Since 1940, Hewitt Associates (NYSE: HEW) has provided leading organizations from around the world with expert human resources services to help them anticipate and solve their most complex benefits, talent, and related financial challenges. Hewitt consults with companies to develop and implement HR business strategies covering retirement, health management, compensation, and talent management. Through our outsourcing solutions, Hewitt delivers health care, retirement, and HR programs to millions of employees, their families, and retirees. Located in more than 30 countries, Hewitt employs approximately 23,000 associates.
To continue to accelerate the growth of the business, Hewitt needed to build more substantial general management capability in their emerging leaders around the world. Doing so in a traditional way meant significant travel expenses and time away from business operations—something Hewitt leaders wouldn’t entertain. This led to an innovative approach to leadership development and a close partnership with Harvard Business School to execute on the program virtually.
Hewitt’s requirements for this new leadership development program for emerging leaders included:
- Focus on critical skills that will help leaders accelerate business growth;
- Offer a global solution that could reach leaders in any country around the world;

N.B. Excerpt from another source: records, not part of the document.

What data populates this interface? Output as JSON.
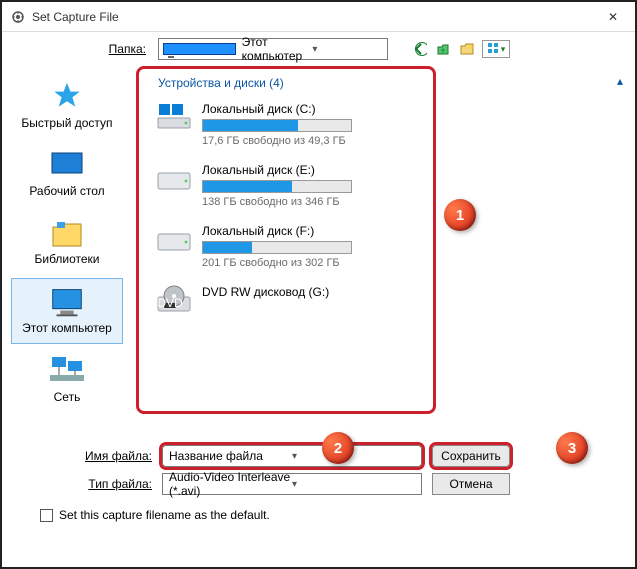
{
  "window": {
    "title": "Set Capture File"
  },
  "nav": {
    "folder_label": "Папка:",
    "current_folder": "Этот компьютер"
  },
  "places": [
    {
      "id": "quick",
      "label": "Быстрый доступ"
    },
    {
      "id": "desktop",
      "label": "Рабочий стол"
    },
    {
      "id": "libraries",
      "label": "Библиотеки"
    },
    {
      "id": "this-pc",
      "label": "Этот компьютер",
      "selected": true
    },
    {
      "id": "network",
      "label": "Сеть"
    }
  ],
  "group_header": "Устройства и диски (4)",
  "drives": [
    {
      "name": "Локальный диск (C:)",
      "free": "17,6 ГБ свободно из 49,3 ГБ",
      "fill_pct": 64,
      "kind": "hdd-win"
    },
    {
      "name": "Локальный диск (E:)",
      "free": "138 ГБ свободно из 346 ГБ",
      "fill_pct": 60,
      "kind": "hdd"
    },
    {
      "name": "Локальный диск (F:)",
      "free": "201 ГБ свободно из 302 ГБ",
      "fill_pct": 33,
      "kind": "hdd"
    },
    {
      "name": "DVD RW дисковод (G:)",
      "free": "",
      "fill_pct": 0,
      "kind": "dvd"
    }
  ],
  "fields": {
    "name_label": "Имя файла:",
    "name_value": "Название файла",
    "type_label": "Тип файла:",
    "type_value": "Audio-Video Interleave (*.avi)",
    "save": "Сохранить",
    "cancel": "Отмена"
  },
  "footer": {
    "set_default": "Set this capture filename as the default."
  },
  "callouts": {
    "c1": "1",
    "c2": "2",
    "c3": "3"
  }
}
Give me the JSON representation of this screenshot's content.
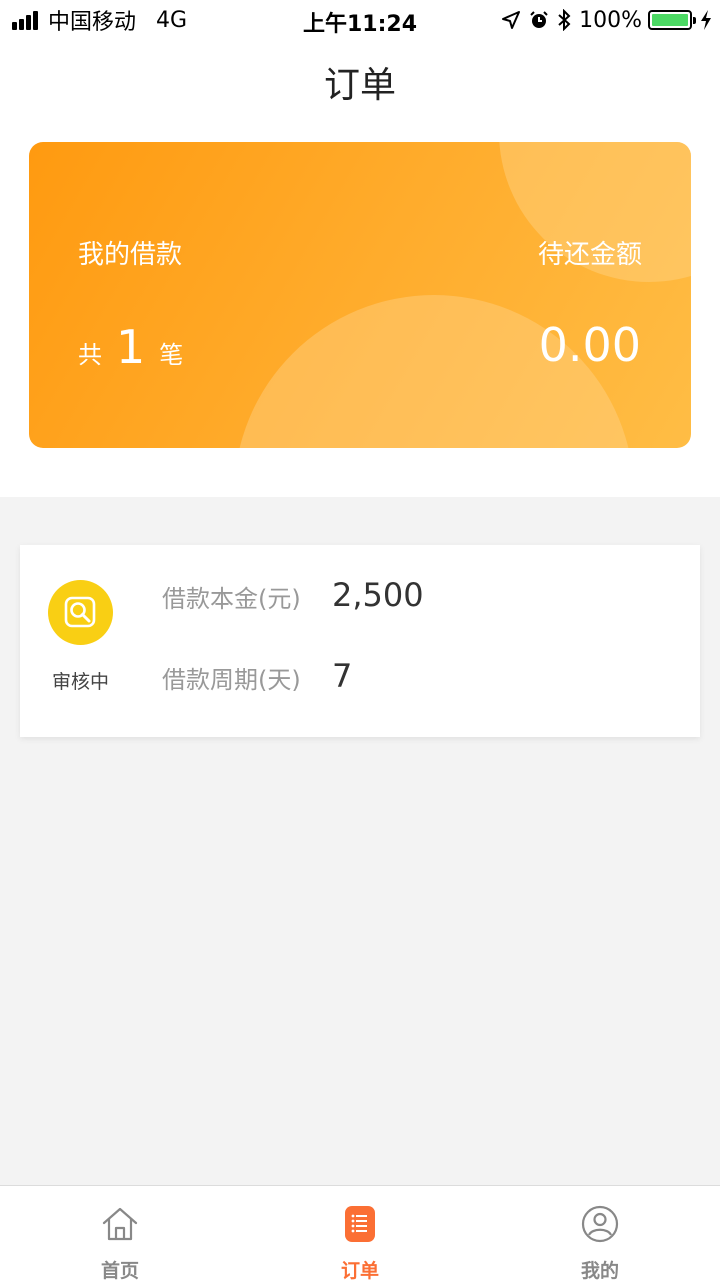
{
  "status_bar": {
    "carrier": "中国移动",
    "network": "4G",
    "time": "上午11:24",
    "battery": "100%"
  },
  "header": {
    "title": "订单"
  },
  "summary": {
    "my_loans_label": "我的借款",
    "pending_label": "待还金额",
    "count_prefix": "共",
    "count": "1",
    "count_suffix": "笔",
    "amount": "0.00"
  },
  "order": {
    "status": "审核中",
    "principal_label": "借款本金(元)",
    "principal_value": "2,500",
    "period_label": "借款周期(天)",
    "period_value": "7"
  },
  "tabs": [
    {
      "label": "首页",
      "icon": "home-icon",
      "active": false
    },
    {
      "label": "订单",
      "icon": "order-list-icon",
      "active": true
    },
    {
      "label": "我的",
      "icon": "user-icon",
      "active": false
    }
  ],
  "colors": {
    "accent": "#fb6f34",
    "card_gradient_start": "#ff9a10",
    "card_gradient_end": "#ffbd45",
    "status_icon": "#f9cf14",
    "battery": "#4cd964"
  }
}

- Deliver a consistent, high-quality program that will engage the best thinking of these leaders on real business issues;
- Incorporate practical business application and bring the learning close to work; and,
- Generate material business results through the execution of the program.
In partnership with Harvard Business Publishing, Hewitt delivered a program rooted in Hewitt’s business challenges, designed to build more robust general management. The program incorporated leadership development best practices: Assessment, Coaching, Exposure, Networking, and Action Learning.
The program was organized by Hewitt’s Expectations for senior managers and sequenced according to priority areas identified in the executive talent review—a business routine Hewitt put in place to assess the capabilities of their leaders against the strategic areas of focus for the business. To reach the global audience, the program was delivered entirely virtually and offered over several months. A carefully designed mix of elements (case studies, interactive discussions, videos, webinars, and articles) created a rich learning experience.
The notion of a diversified leadership solution that that is not dependent upon face-to-face events will gain more momentum. What is sure to change is a renewal of interest in virtual learning, social networking, and coordinated leadership development interventions like mentoring, coaching, and the use of developmental assignments and rotations. Previously positioned as alternative learning methods, they will be seen as the most efficient and effective way to teach global audiences. This being so, new and emerging technologies will continue to disrupt the learning and leadership development space and form a set of “next practices” we will need to embrace.